For example, some employers are offering workers their old jobs back but with reduced wages or hours. That kind of situation would be reviewed, and the wages being offered would be compared for prevailing wage rates in the area to determine if benefits could be continued.
If the job you are offered does not lend itself to telework, some examples of good cause reasons not to accept the offer of work include:
- If you are at higher risk for a severe COVID-19 related illness as defined by the U.S. Centers for Disease Control and Prevention.
- If you are living in a household with someone at high risk or providing direct care for a high-risk person.
- Being asked to work at a worksite that does not follow guidelines published by the U.S. Department of Labor, the Washington State Department of Labor and Industries, or the Washington Department of Health without telework as an option.
Even if you are denied regular unemployment benefits because you refused an offer of work, you may be eligible for federally funded Pandemic Unemployment Assistance so long as the reason is that you are directly impacted by coronavirus. For example:
- You must care for a child in your household who is unable to attend a school or daycare that has been closed as a direct result of the COVID-19 pandemic.
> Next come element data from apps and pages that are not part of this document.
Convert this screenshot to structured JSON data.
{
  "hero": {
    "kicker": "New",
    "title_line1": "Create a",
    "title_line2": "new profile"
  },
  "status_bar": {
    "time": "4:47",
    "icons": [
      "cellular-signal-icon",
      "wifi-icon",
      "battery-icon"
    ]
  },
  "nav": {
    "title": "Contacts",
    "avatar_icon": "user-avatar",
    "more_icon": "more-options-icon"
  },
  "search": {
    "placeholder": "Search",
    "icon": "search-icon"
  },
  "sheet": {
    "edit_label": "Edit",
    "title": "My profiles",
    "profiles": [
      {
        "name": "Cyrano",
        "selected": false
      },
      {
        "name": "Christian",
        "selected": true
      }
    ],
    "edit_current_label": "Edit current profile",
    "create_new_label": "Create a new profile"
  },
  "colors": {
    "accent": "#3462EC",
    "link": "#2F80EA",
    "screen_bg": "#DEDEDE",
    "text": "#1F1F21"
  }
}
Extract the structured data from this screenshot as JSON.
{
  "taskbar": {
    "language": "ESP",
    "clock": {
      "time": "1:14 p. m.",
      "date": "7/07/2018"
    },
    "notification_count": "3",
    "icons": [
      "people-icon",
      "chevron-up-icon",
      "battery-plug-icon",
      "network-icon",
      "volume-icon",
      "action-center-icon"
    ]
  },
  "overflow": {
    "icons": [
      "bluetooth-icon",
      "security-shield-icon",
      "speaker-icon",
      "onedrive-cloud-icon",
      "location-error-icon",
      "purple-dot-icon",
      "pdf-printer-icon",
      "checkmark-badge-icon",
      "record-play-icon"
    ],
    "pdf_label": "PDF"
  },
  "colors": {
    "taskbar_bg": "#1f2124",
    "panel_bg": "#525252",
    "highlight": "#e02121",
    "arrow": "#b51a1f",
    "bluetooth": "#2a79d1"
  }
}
- You have been diagnosed with COVID-19 or are experiencing symptoms of COVID-19 and are awaiting a medical diagnosis.
- A member of your household has been diagnosed with COVID-19.
- You can’t get to work because of a quarantine imposed as a direct result of the COVID-19 public-health emergency.
You can find more information on the ESD website:
- The Refusal of Work page provides information about when someone can or cannot refuse an offer of work and retain unemployment benefits.
- The Return to Work page provides information and links to resources for both employers and workers.
I also want you to know that the Employment Security Department is making significant progress on resolving claims for people who have been waiting several weeks for the benefits and in recovering the majority of the funds stolen by a criminal network of fraudsters.
I hope you and your family are managing during these difficult pandemic days. I think about how my mom managed during World War II when my father was in the Army for more than four years in every theater of war in North Africa, Italy and France.
The motto then still stands now: “We Can Do This!” Please stay safe, keep your distance, wear your mask and wash your hands.
If you’d like to follow what I’m working on, you can like my official legislative Facebook page here.
Please don’t hesitate to stay in touch. Stay safe and take care.
Senator Karen Keiser
Chair, Senate Labor & Commerce Committee
Senate President Pro Tempore